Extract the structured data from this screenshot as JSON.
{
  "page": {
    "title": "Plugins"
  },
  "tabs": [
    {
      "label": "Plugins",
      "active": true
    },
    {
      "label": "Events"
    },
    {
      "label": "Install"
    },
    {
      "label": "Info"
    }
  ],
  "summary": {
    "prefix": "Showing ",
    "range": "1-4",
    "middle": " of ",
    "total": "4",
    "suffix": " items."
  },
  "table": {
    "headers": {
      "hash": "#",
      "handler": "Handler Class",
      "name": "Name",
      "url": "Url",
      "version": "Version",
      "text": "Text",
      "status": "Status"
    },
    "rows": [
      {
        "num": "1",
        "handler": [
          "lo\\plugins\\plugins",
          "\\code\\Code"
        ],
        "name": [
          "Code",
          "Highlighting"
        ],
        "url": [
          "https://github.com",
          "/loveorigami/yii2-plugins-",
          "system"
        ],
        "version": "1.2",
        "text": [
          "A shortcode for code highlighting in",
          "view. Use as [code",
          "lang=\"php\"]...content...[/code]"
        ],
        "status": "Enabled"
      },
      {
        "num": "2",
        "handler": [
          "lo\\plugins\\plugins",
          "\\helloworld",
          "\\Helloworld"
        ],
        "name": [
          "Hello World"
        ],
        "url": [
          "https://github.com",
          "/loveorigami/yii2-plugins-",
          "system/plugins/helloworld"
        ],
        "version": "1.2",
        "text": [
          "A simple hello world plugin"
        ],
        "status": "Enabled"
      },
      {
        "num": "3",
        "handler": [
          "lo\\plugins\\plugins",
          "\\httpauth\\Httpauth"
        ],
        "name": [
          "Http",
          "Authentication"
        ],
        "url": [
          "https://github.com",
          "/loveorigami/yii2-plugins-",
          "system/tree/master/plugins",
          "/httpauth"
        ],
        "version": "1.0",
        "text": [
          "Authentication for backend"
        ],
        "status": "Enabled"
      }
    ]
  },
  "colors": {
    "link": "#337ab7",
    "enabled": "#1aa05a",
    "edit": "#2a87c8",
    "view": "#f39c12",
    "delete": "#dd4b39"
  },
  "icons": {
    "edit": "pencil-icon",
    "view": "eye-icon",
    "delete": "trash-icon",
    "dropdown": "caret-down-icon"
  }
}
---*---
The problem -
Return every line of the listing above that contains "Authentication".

Output of the task -
          "Authentication"
          "Authentication for backend"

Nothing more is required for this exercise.